• ACTIVITY
The full set of entries has to be output exactly.

(Stored items from a collection)

-------------------------

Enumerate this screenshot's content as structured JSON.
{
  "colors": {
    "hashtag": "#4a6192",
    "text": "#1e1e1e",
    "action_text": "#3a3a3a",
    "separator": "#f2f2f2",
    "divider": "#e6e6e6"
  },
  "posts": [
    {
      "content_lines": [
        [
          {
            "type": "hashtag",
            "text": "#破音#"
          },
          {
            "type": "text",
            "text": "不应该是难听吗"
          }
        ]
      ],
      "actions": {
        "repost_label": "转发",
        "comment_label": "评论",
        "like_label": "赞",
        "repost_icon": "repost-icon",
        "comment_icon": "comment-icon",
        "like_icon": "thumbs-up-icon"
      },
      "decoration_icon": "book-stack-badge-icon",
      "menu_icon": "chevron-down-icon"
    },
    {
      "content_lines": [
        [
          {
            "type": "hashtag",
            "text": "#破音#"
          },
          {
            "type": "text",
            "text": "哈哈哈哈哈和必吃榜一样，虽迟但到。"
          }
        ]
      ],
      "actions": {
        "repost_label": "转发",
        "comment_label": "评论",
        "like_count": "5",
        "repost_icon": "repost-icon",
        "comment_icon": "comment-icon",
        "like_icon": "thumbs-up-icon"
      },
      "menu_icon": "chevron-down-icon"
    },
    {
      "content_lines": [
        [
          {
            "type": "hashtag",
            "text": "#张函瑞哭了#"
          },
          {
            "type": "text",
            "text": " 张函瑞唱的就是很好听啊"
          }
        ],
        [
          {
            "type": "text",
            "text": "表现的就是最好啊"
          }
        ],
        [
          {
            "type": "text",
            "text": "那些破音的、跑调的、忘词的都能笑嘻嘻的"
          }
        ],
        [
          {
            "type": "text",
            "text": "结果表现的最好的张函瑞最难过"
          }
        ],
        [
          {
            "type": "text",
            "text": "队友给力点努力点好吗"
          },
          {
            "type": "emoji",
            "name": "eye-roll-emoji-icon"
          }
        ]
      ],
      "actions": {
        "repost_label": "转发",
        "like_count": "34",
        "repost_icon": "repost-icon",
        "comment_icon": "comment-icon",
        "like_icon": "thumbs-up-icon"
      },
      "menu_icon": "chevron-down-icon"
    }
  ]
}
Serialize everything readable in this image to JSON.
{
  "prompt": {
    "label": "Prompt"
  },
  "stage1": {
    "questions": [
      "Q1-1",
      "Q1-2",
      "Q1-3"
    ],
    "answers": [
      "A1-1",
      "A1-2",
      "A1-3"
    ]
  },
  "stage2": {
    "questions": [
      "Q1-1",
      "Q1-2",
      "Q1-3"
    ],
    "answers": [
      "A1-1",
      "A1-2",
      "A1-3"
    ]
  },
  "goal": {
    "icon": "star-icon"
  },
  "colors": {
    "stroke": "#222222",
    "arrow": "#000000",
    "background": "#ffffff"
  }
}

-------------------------

• THE COMPLETED TASK
Enumerate this screenshot's content as structured JSON.
{
  "colors": {
    "hashtag": "#4a6192",
    "text": "#1e1e1e",
    "action_text": "#3a3a3a",
    "separator": "#f2f2f2",
    "divider": "#e6e6e6"
  },
  "posts": [
    {
      "content_lines": [
        [
          {
            "type": "hashtag",
            "text": "#破音#"
          },
          {
            "type": "text",
            "text": "不应该是难听吗"
          }
        ]
      ],
      "actions": {
        "repost_label": "转发",
        "comment_label": "评论",
        "like_label": "赞",
        "repost_icon": "repost-icon",
        "comment_icon": "comment-icon",
        "like_icon": "thumbs-up-icon"
      },
      "decoration_icon": "book-stack-badge-icon",
      "menu_icon": "chevron-down-icon"
    },
    {
      "content_lines": [
        [
          {
            "type": "hashtag",
            "text": "#破音#"
          },
          {
            "type": "text",
            "text": "哈哈哈哈哈和必吃榜一样，虽迟但到。"
          }
        ]
      ],
      "actions": {
        "repost_label": "转发",
        "comment_label": "评论",
        "like_count": "5",
        "repost_icon": "repost-icon",
        "comment_icon": "comment-icon",
        "like_icon": "thumbs-up-icon"
      },
      "menu_icon": "chevron-down-icon"
    },
    {
      "content_lines": [
        [
          {
            "type": "hashtag",
            "text": "#张函瑞哭了#"
          },
          {
            "type": "text",
            "text": " 张函瑞唱的就是很好听啊"
          }
        ],
        [
          {
            "type": "text",
            "text": "表现的就是最好啊"
          }
        ],
        [
          {
            "type": "text",
            "text": "那些破音的、跑调的、忘词的都能笑嘻嘻的"
          }
        ],
        [
          {
            "type": "text",
            "text": "结果表现的最好的张函瑞最难过"
          }
        ],
        [
          {
            "type": "text",
            "text": "队友给力点努力点好吗"
          },
          {
            "type": "emoji",
            "name": "eye-roll-emoji-icon"
          }
        ]
      ],
      "actions": {
        "repost_label": "转发",
        "like_count": "34",
        "repost_icon": "repost-icon",
        "comment_icon": "comment-icon",
        "like_icon": "thumbs-up-icon"
      },
      "menu_icon": "chevron-down-icon"
    }
  ]
}
Serialize everything readable in this image to JSON.
{
  "prompt": {
    "label": "Prompt"
  },
  "stage1": {
    "questions": [
      "Q1-1",
      "Q1-2",
      "Q1-3"
    ],
    "answers": [
      "A1-1",
      "A1-2",
      "A1-3"
    ]
  },
  "stage2": {
    "questions": [
      "Q1-1",
      "Q1-2",
      "Q1-3"
    ],
    "answers": [
      "A1-1",
      "A1-2",
      "A1-3"
    ]
  },
  "goal": {
    "icon": "star-icon"
  },
  "colors": {
    "stroke": "#222222",
    "arrow": "#000000",
    "background": "#ffffff"
  }
}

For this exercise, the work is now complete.